  •                 and a lot more stuff that would just make this list really long…

So basically, not sleeping is bad. But HOW bad? Does it affect running? Yes. A classic study done by Martin et al. (1981) found even missing one night of sleep decreases performance, cardiovascular endurance and perception of effort. They also found stress hormones were elevated, causing a depressed immune system. These results were from just one night of poor sleep. Weeks or even months of just 5-6 hours of sleep can cause substantial hormonal imbalances and fatigue.

One study remarked that individuals who went months with limited sleep had hormone levels and the mental alertness of someone 20 years older (Reilly 2007). A common side effect in many studies has been that runners have a higher perception of effort for a given level of exercise. In other words, lack of sleep makes everything seem harder -- especially running.

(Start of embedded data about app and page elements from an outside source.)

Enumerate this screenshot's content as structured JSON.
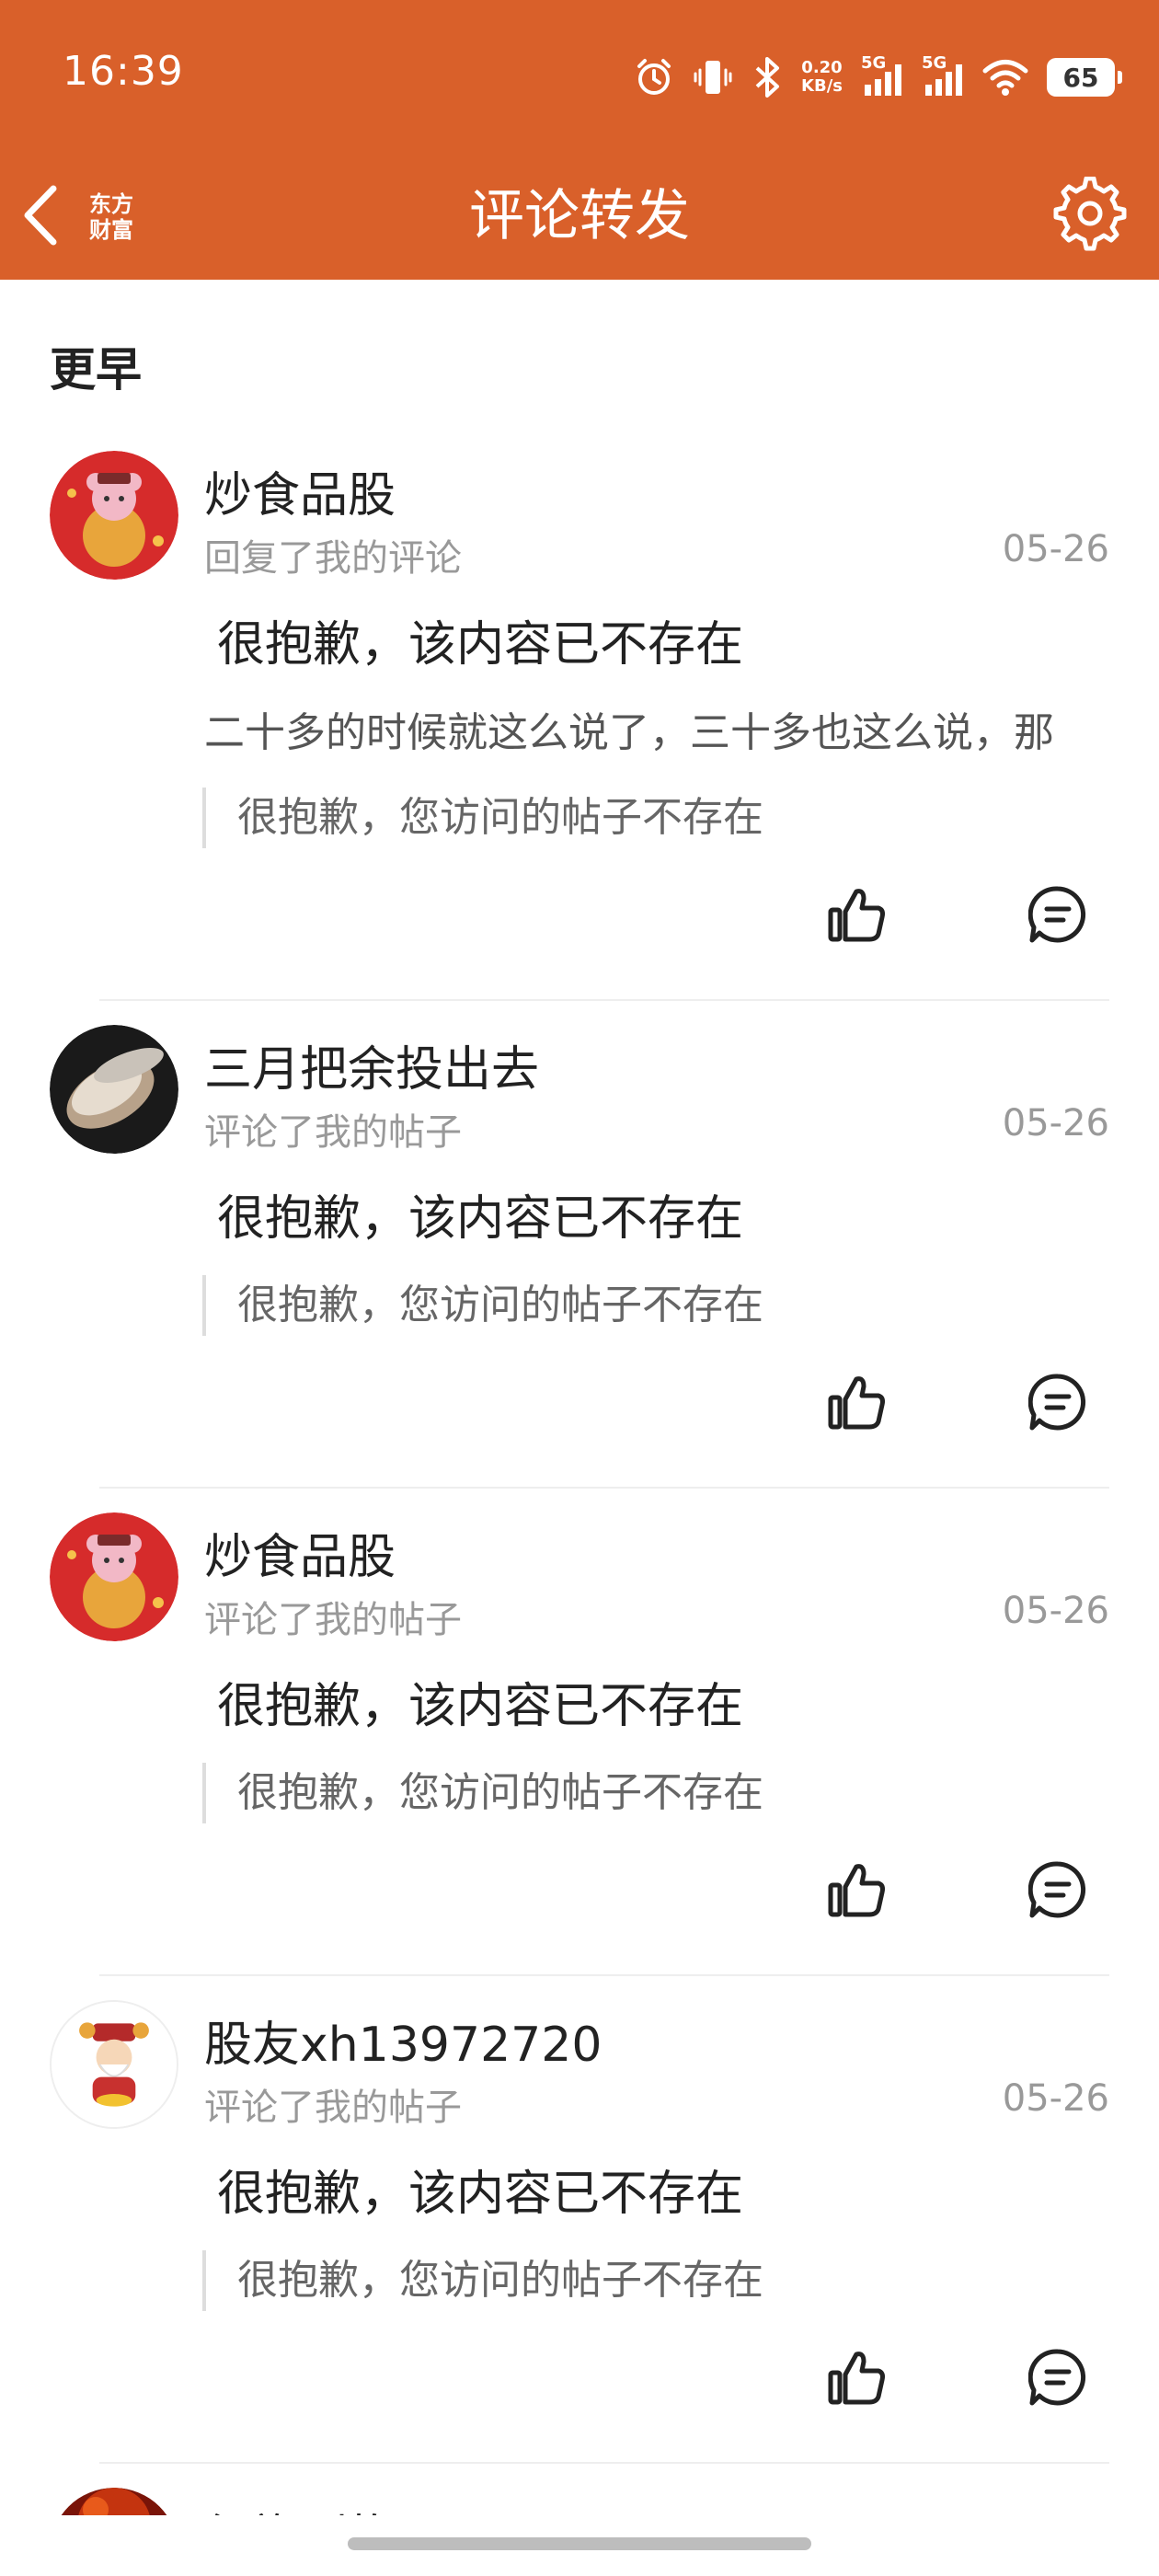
{
  "colors": {
    "header": "#D9602A",
    "text_primary": "#222222",
    "text_secondary": "#999999",
    "divider": "#eeeeee"
  },
  "status_bar": {
    "time": "16:39",
    "net_speed_value": "0.20",
    "net_speed_unit": "KB/s",
    "signal_1": "5G",
    "signal_2": "5G",
    "battery": "65",
    "icons": [
      "alarm-icon",
      "vibrate-icon",
      "bluetooth-icon",
      "signal-icon",
      "signal-icon",
      "wifi-icon",
      "battery-icon"
    ]
  },
  "nav": {
    "logo_line1": "东方",
    "logo_line2": "财富",
    "title": "评论转发"
  },
  "section_title": "更早",
  "items": [
    {
      "user": "炒食品股",
      "action": "回复了我的评论",
      "date": "05-26",
      "title": "很抱歉，该内容已不存在",
      "body": "二十多的时候就这么说了，三十多也这么说，那",
      "quote": "很抱歉，您访问的帖子不存在",
      "avatar": "rat-god-avatar"
    },
    {
      "user": "三月把余投出去",
      "action": "评论了我的帖子",
      "date": "05-26",
      "title": "很抱歉，该内容已不存在",
      "quote": "很抱歉，您访问的帖子不存在",
      "avatar": "bowl-avatar"
    },
    {
      "user": "炒食品股",
      "action": "评论了我的帖子",
      "date": "05-26",
      "title": "很抱歉，该内容已不存在",
      "quote": "很抱歉，您访问的帖子不存在",
      "avatar": "rat-god-avatar"
    },
    {
      "user": "股友xh13972720",
      "action": "评论了我的帖子",
      "date": "05-26",
      "title": "很抱歉，该内容已不存在",
      "quote": "很抱歉，您访问的帖子不存在",
      "avatar": "fortune-god-avatar"
    },
    {
      "user": "红旗到炸",
      "avatar": "fire-avatar"
    }
  ]
}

Lack of sleep also impacts a runner's ability to regulate body temperature. Dr. Michael Sawka, at the U.S. Army Research and Development Center, has stated that "sleep loss can depress the body's thermoregulatory system by reducing our ability to sweat during exercise". So the heat seems hotter AND the cold seems colder!

Despite this, what has always fascinated me is that the best books and videos on running almost never talk about sleep. Ever. So what can you do.

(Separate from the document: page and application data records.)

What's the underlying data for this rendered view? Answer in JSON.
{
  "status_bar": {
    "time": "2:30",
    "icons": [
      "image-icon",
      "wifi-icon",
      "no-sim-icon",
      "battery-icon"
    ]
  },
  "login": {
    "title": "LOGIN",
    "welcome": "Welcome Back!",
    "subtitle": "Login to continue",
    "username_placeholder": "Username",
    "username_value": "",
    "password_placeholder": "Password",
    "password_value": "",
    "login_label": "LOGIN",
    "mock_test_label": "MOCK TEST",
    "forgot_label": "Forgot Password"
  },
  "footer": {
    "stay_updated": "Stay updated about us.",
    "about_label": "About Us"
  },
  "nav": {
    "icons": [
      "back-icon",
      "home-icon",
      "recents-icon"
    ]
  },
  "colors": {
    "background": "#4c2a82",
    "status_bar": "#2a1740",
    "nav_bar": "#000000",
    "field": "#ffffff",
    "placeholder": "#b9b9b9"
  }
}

Well elite runners often take afternoon naps. Olympians like Paula Radcliffe and Galen Rupp have been known to take two-hour naps during training. This is easier said than done, the sacrifice is worth it. There are also a few things you can do to get better sleep..

                1) Create a quality sleeping environment. Most research shows the environments that are most conducive for sleep are cool, quiet and dark. So, turn up the A/C, and turn off the lights and TV.

                2) Have a consistent bedtime ritual. In other words, do things (relaxing things) each night that help your body begin the process of getting to sleep. For example, a short reading time, journal writing, meditation, or setting things out for the next day.

                3) Set a consistent sleep schedule. Nearly 80% of people with sleeping disorders have inconsistent sleep schedules. Go to bed at the same time each night -- an wake up at the same time each morning. I have known a lot of runners who will sleep in late one morning and almost always have a poor run that day. Inconsistent sleep schedule can throw us off, both mentally and physically.

                4) Have quality bedding. A good mattress is essential for a good sleep. A medium-firm pillow is best for the average, healthy person. Choose a pillow that supports your head without burying it.

So, if you are still awake after reading this… go get some sleep. You'll need it.

NEXT WEEK: Heels or toes? What is the best way to run?

Dr. Matthew Mitchell's Bio:

Matthew currently lives in Wellington, Florida and teaches Physiology, Biomechanics and Nutrition at Palm Beach Atlantic University. He completed his graduate studies at the University of Florida, Wake Forest University and New Orleans Baptist Theological Seminary. While completing his doctoral work at the University of Florida, he served as Assistant Women's Soccer Coach. During his tenure, the team won three SEC championship and one NCAA Championship in 1998. Matthew is an avid runner and currently coaches elite youth runners in Florida.